Of all the complex questions that guide community planning, policies, and action, sometimes the most effective is simply: Why wait? That’s why we are taking action to test how removing transportation barriers can impact individuals’ financial health and well-being.

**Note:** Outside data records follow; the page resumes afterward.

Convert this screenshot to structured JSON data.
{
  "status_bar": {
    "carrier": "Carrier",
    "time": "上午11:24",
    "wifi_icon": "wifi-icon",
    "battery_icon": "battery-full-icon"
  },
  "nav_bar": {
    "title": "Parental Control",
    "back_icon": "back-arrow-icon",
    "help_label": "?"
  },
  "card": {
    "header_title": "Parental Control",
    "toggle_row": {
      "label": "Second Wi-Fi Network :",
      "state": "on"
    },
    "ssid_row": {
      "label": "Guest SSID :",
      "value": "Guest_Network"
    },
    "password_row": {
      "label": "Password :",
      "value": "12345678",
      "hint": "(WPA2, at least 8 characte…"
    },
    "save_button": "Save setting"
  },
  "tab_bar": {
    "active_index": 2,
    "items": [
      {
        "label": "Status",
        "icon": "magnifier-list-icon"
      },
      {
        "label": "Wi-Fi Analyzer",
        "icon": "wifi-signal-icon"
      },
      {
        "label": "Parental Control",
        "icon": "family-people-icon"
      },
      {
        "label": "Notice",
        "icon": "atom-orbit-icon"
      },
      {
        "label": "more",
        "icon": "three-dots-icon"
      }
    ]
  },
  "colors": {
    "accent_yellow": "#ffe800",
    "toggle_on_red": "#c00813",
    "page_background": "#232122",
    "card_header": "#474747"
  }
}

Ultimately, mobility is an equity issue that is more than just moving people from point A to point B. In short, geographic mobility can be linked to economic mobility and in a society where car ownership is typically essential for basic mobility, those without a vehicle are generally excluded from having the same opportunities as those who do own a car — and cars are costly. Numerous studies, including from Harvard and the Brookings Institute, have concluded affordable commuting options and commuting time are key factors impacting upward mobility for the working poor.